= Beginning of Section =

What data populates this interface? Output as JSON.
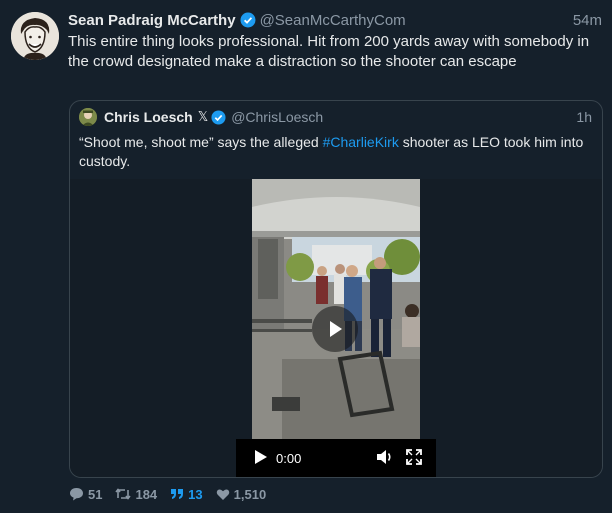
{
  "tweet": {
    "author_name": "Sean Padraig McCarthy",
    "handle": "@SeanMcCarthyCom",
    "time": "54m",
    "text": "This entire thing looks professional. Hit from 200 yards away with somebody in the crowd designated make a distraction so the shooter can escape"
  },
  "quoted": {
    "author_name": "Chris Loesch",
    "x_glyph": "𝕏",
    "handle": "@ChrisLoesch",
    "time": "1h",
    "text_before": "“Shoot me, shoot me” says the alleged ",
    "hashtag": "#CharlieKirk",
    "text_after": " shooter as LEO took him into custody.",
    "video_time": "0:00"
  },
  "stats": {
    "replies": "51",
    "retweets": "184",
    "quotes": "13",
    "likes": "1,510"
  },
  "colors": {
    "background": "#15202b",
    "accent": "#1d9bf0",
    "muted": "#8b98a5"
  }
}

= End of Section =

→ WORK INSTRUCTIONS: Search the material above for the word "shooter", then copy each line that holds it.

→ WRITTEN ANSWER:
    "text": "This entire thing looks professional. Hit from 200 yards away with somebody in the crowd designated make a distraction so the shooter can escape"
    "text_after": " shooter as LEO took him into custody.",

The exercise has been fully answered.